■ **Action item**
Would you write out the entries below word for word, omitting the pictures?

Entries from a dataset of interfaces:
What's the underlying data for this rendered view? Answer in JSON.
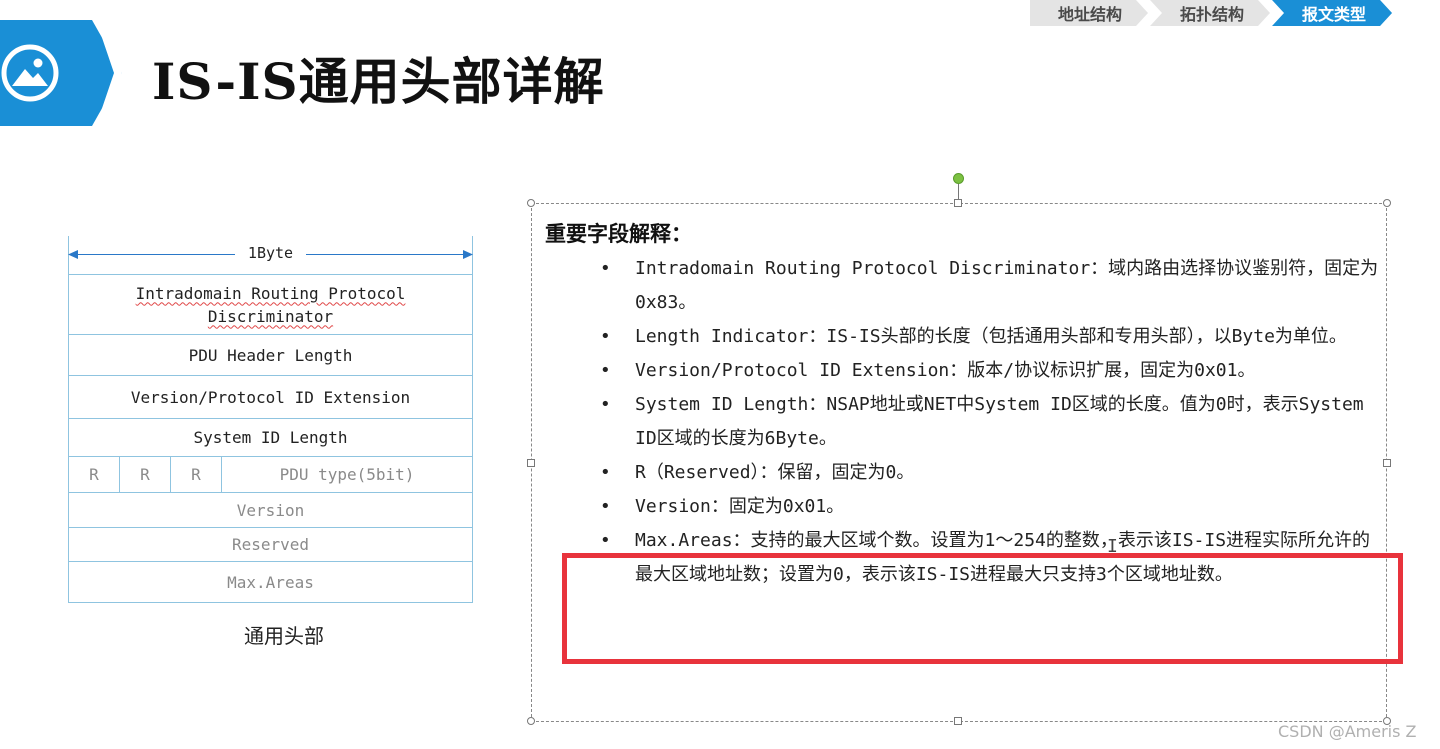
{
  "breadcrumb": [
    {
      "label": "地址结构",
      "active": false
    },
    {
      "label": "拓扑结构",
      "active": false
    },
    {
      "label": "报文类型",
      "active": true
    }
  ],
  "header": {
    "title": "IS-IS通用头部详解",
    "icon": "image-icon",
    "accent_color": "#1a8fd6"
  },
  "diagram": {
    "byte_label": "1Byte",
    "rows": [
      {
        "label": "Intradomain Routing Protocol Discriminator",
        "muted": false
      },
      {
        "label": "PDU Header Length",
        "muted": false
      },
      {
        "label": "Version/Protocol ID Extension",
        "muted": false
      },
      {
        "label": "System ID Length",
        "muted": false
      }
    ],
    "bit_row": {
      "r_labels": [
        "R",
        "R",
        "R"
      ],
      "pdu_type": "PDU type(5bit)"
    },
    "tail_rows": [
      "Version",
      "Reserved",
      "Max.Areas"
    ],
    "caption": "通用头部"
  },
  "explanation": {
    "title": "重要字段解释：",
    "items": [
      "Intradomain Routing Protocol Discriminator：域内路由选择协议鉴别符，固定为0x83。",
      "Length Indicator：IS-IS头部的长度（包括通用头部和专用头部），以Byte为单位。",
      "Version/Protocol ID Extension：版本/协议标识扩展，固定为0x01。",
      "System ID Length：NSAP地址或NET中System ID区域的长度。值为0时，表示System ID区域的长度为6Byte。",
      "R（Reserved）：保留，固定为0。",
      "Version：固定为0x01。",
      "Max.Areas：支持的最大区域个数。设置为1～254的整数，表示该IS-IS进程实际所允许的最大区域地址数；设置为0，表示该IS-IS进程最大只支持3个区域地址数。"
    ],
    "highlight_color": "#e8333c"
  },
  "watermark": "CSDN @Ameris Z"
}
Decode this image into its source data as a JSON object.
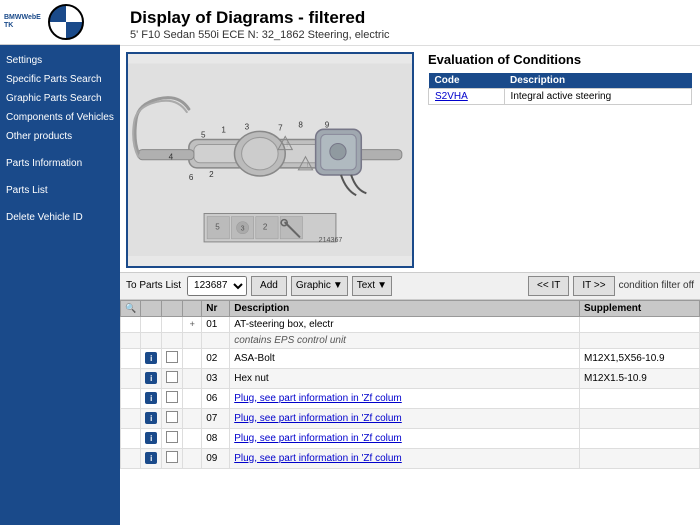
{
  "sidebar": {
    "logo_text": "BMWWebETK",
    "nav_items": [
      {
        "label": "Settings",
        "name": "settings"
      },
      {
        "label": "Specific Parts Search",
        "name": "specific-parts-search"
      },
      {
        "label": "Graphic Parts Search",
        "name": "graphic-parts-search"
      },
      {
        "label": "Components of Vehicles",
        "name": "components-of-vehicles"
      },
      {
        "label": "Other products",
        "name": "other-products"
      },
      {
        "label": "Parts Information",
        "name": "parts-information"
      },
      {
        "label": "Parts List",
        "name": "parts-list"
      },
      {
        "label": "Delete Vehicle ID",
        "name": "delete-vehicle-id"
      }
    ]
  },
  "header": {
    "title": "Display of Diagrams - filtered",
    "subtitle": "5' F10 Sedan 550i ECE N: 32_1862 Steering, electric"
  },
  "evaluation": {
    "title": "Evaluation of Conditions",
    "table_headers": [
      "Code",
      "Description"
    ],
    "rows": [
      {
        "code": "S2VHA",
        "description": "Integral active steering"
      }
    ]
  },
  "toolbar": {
    "label": "To Parts List",
    "select_value": "123687",
    "add_label": "Add",
    "graphic_label": "Graphic",
    "text_label": "Text",
    "prev_label": "<< IT",
    "next_label": "IT >>",
    "condition_text": "condition filter off"
  },
  "parts_table": {
    "headers": [
      "",
      "",
      "",
      "Nr",
      "Description",
      "Supplement"
    ],
    "rows": [
      {
        "info": true,
        "check": false,
        "plus": true,
        "nr": "01",
        "description": "AT-steering box, electr",
        "supplement": "",
        "sub": true,
        "sub_text": "contains EPS control unit",
        "link": false
      },
      {
        "info": true,
        "check": true,
        "plus": false,
        "nr": "02",
        "description": "ASA-Bolt",
        "supplement": "M12X1,5X56-10.9",
        "sub": false,
        "link": false
      },
      {
        "info": true,
        "check": true,
        "plus": false,
        "nr": "03",
        "description": "Hex nut",
        "supplement": "M12X1.5-10.9",
        "sub": false,
        "link": false
      },
      {
        "info": true,
        "check": true,
        "plus": false,
        "nr": "06",
        "description": "Plug, see part information in 'Zf colum",
        "supplement": "",
        "sub": false,
        "link": true
      },
      {
        "info": true,
        "check": true,
        "plus": false,
        "nr": "07",
        "description": "Plug, see part information in 'Zf colum",
        "supplement": "",
        "sub": false,
        "link": true
      },
      {
        "info": true,
        "check": true,
        "plus": false,
        "nr": "08",
        "description": "Plug, see part information in 'Zf colum",
        "supplement": "",
        "sub": false,
        "link": true
      },
      {
        "info": true,
        "check": true,
        "plus": false,
        "nr": "09",
        "description": "Plug, see part information in 'Zf colum",
        "supplement": "",
        "sub": false,
        "link": true
      }
    ]
  },
  "icons": {
    "search": "🔍",
    "dropdown": "▼",
    "info": "i",
    "plus": "+"
  }
}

■ **Solution below**
What's the underlying data for this rendered view? Answer in JSON.
{
  "breadcrumb": [
    {
      "label": "地址结构",
      "active": false
    },
    {
      "label": "拓扑结构",
      "active": false
    },
    {
      "label": "报文类型",
      "active": true
    }
  ],
  "header": {
    "title": "IS-IS通用头部详解",
    "icon": "image-icon",
    "accent_color": "#1a8fd6"
  },
  "diagram": {
    "byte_label": "1Byte",
    "rows": [
      {
        "label": "Intradomain Routing Protocol Discriminator",
        "muted": false
      },
      {
        "label": "PDU Header Length",
        "muted": false
      },
      {
        "label": "Version/Protocol ID Extension",
        "muted": false
      },
      {
        "label": "System ID Length",
        "muted": false
      }
    ],
    "bit_row": {
      "r_labels": [
        "R",
        "R",
        "R"
      ],
      "pdu_type": "PDU type(5bit)"
    },
    "tail_rows": [
      "Version",
      "Reserved",
      "Max.Areas"
    ],
    "caption": "通用头部"
  },
  "explanation": {
    "title": "重要字段解释：",
    "items": [
      "Intradomain Routing Protocol Discriminator：域内路由选择协议鉴别符，固定为0x83。",
      "Length Indicator：IS-IS头部的长度（包括通用头部和专用头部），以Byte为单位。",
      "Version/Protocol ID Extension：版本/协议标识扩展，固定为0x01。",
      "System ID Length：NSAP地址或NET中System ID区域的长度。值为0时，表示System ID区域的长度为6Byte。",
      "R（Reserved）：保留，固定为0。",
      "Version：固定为0x01。",
      "Max.Areas：支持的最大区域个数。设置为1～254的整数，表示该IS-IS进程实际所允许的最大区域地址数；设置为0，表示该IS-IS进程最大只支持3个区域地址数。"
    ],
    "highlight_color": "#e8333c"
  },
  "watermark": "CSDN @Ameris Z"
}
Decode this image into its source data as a JSON object.
{
  "sidebar": {
    "logo_text": "BMWWebETK",
    "nav_items": [
      {
        "label": "Settings",
        "name": "settings"
      },
      {
        "label": "Specific Parts Search",
        "name": "specific-parts-search"
      },
      {
        "label": "Graphic Parts Search",
        "name": "graphic-parts-search"
      },
      {
        "label": "Components of Vehicles",
        "name": "components-of-vehicles"
      },
      {
        "label": "Other products",
        "name": "other-products"
      },
      {
        "label": "Parts Information",
        "name": "parts-information"
      },
      {
        "label": "Parts List",
        "name": "parts-list"
      },
      {
        "label": "Delete Vehicle ID",
        "name": "delete-vehicle-id"
      }
    ]
  },
  "header": {
    "title": "Display of Diagrams - filtered",
    "subtitle": "5' F10 Sedan 550i ECE N: 32_1862 Steering, electric"
  },
  "evaluation": {
    "title": "Evaluation of Conditions",
    "table_headers": [
      "Code",
      "Description"
    ],
    "rows": [
      {
        "code": "S2VHA",
        "description": "Integral active steering"
      }
    ]
  },
  "toolbar": {
    "label": "To Parts List",
    "select_value": "123687",
    "add_label": "Add",
    "graphic_label": "Graphic",
    "text_label": "Text",
    "prev_label": "<< IT",
    "next_label": "IT >>",
    "condition_text": "condition filter off"
  },
  "parts_table": {
    "headers": [
      "",
      "",
      "",
      "Nr",
      "Description",
      "Supplement"
    ],
    "rows": [
      {
        "info": true,
        "check": false,
        "plus": true,
        "nr": "01",
        "description": "AT-steering box, electr",
        "supplement": "",
        "sub": true,
        "sub_text": "contains EPS control unit",
        "link": false
      },
      {
        "info": true,
        "check": true,
        "plus": false,
        "nr": "02",
        "description": "ASA-Bolt",
        "supplement": "M12X1,5X56-10.9",
        "sub": false,
        "link": false
      },
      {
        "info": true,
        "check": true,
        "plus": false,
        "nr": "03",
        "description": "Hex nut",
        "supplement": "M12X1.5-10.9",
        "sub": false,
        "link": false
      },
      {
        "info": true,
        "check": true,
        "plus": false,
        "nr": "06",
        "description": "Plug, see part information in 'Zf colum",
        "supplement": "",
        "sub": false,
        "link": true
      },
      {
        "info": true,
        "check": true,
        "plus": false,
        "nr": "07",
        "description": "Plug, see part information in 'Zf colum",
        "supplement": "",
        "sub": false,
        "link": true
      },
      {
        "info": true,
        "check": true,
        "plus": false,
        "nr": "08",
        "description": "Plug, see part information in 'Zf colum",
        "supplement": "",
        "sub": false,
        "link": true
      },
      {
        "info": true,
        "check": true,
        "plus": false,
        "nr": "09",
        "description": "Plug, see part information in 'Zf colum",
        "supplement": "",
        "sub": false,
        "link": true
      }
    ]
  },
  "icons": {
    "search": "🔍",
    "dropdown": "▼",
    "info": "i",
    "plus": "+"
  }
}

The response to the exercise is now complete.